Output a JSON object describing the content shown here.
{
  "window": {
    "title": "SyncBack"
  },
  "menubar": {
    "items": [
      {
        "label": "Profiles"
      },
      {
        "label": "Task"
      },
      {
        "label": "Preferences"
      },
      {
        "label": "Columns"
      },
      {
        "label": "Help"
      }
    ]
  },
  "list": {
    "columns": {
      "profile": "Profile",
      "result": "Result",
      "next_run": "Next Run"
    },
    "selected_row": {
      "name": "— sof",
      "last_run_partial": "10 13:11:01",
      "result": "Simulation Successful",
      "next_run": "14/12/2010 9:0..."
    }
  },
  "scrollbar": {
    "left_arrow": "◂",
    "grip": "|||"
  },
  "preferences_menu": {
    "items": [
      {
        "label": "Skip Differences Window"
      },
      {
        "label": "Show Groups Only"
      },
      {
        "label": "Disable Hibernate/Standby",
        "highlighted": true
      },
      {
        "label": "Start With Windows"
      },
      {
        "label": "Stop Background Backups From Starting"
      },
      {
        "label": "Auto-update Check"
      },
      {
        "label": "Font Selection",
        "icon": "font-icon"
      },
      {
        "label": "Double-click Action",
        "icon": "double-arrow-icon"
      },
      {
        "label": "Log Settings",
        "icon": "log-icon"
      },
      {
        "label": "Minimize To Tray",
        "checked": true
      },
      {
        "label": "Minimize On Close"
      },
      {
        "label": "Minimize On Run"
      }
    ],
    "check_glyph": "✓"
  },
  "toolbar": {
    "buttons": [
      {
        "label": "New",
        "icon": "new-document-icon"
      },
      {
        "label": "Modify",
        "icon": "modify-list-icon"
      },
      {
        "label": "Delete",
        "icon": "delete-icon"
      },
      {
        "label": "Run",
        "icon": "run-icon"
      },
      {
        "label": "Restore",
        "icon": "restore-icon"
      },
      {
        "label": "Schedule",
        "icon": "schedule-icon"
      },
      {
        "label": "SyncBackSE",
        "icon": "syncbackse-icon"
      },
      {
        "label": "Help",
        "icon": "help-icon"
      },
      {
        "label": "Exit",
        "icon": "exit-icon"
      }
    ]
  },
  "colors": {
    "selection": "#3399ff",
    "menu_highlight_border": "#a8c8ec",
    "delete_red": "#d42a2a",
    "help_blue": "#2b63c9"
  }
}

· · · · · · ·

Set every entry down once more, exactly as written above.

Output a JSON object describing the content shown here.
{
  "window": {
    "title": "SyncBack"
  },
  "menubar": {
    "items": [
      {
        "label": "Profiles"
      },
      {
        "label": "Task"
      },
      {
        "label": "Preferences"
      },
      {
        "label": "Columns"
      },
      {
        "label": "Help"
      }
    ]
  },
  "list": {
    "columns": {
      "profile": "Profile",
      "result": "Result",
      "next_run": "Next Run"
    },
    "selected_row": {
      "name": "— sof",
      "last_run_partial": "10 13:11:01",
      "result": "Simulation Successful",
      "next_run": "14/12/2010 9:0..."
    }
  },
  "scrollbar": {
    "left_arrow": "◂",
    "grip": "|||"
  },
  "preferences_menu": {
    "items": [
      {
        "label": "Skip Differences Window"
      },
      {
        "label": "Show Groups Only"
      },
      {
        "label": "Disable Hibernate/Standby",
        "highlighted": true
      },
      {
        "label": "Start With Windows"
      },
      {
        "label": "Stop Background Backups From Starting"
      },
      {
        "label": "Auto-update Check"
      },
      {
        "label": "Font Selection",
        "icon": "font-icon"
      },
      {
        "label": "Double-click Action",
        "icon": "double-arrow-icon"
      },
      {
        "label": "Log Settings",
        "icon": "log-icon"
      },
      {
        "label": "Minimize To Tray",
        "checked": true
      },
      {
        "label": "Minimize On Close"
      },
      {
        "label": "Minimize On Run"
      }
    ],
    "check_glyph": "✓"
  },
  "toolbar": {
    "buttons": [
      {
        "label": "New",
        "icon": "new-document-icon"
      },
      {
        "label": "Modify",
        "icon": "modify-list-icon"
      },
      {
        "label": "Delete",
        "icon": "delete-icon"
      },
      {
        "label": "Run",
        "icon": "run-icon"
      },
      {
        "label": "Restore",
        "icon": "restore-icon"
      },
      {
        "label": "Schedule",
        "icon": "schedule-icon"
      },
      {
        "label": "SyncBackSE",
        "icon": "syncbackse-icon"
      },
      {
        "label": "Help",
        "icon": "help-icon"
      },
      {
        "label": "Exit",
        "icon": "exit-icon"
      }
    ]
  },
  "colors": {
    "selection": "#3399ff",
    "menu_highlight_border": "#a8c8ec",
    "delete_red": "#d42a2a",
    "help_blue": "#2b63c9"
  }
}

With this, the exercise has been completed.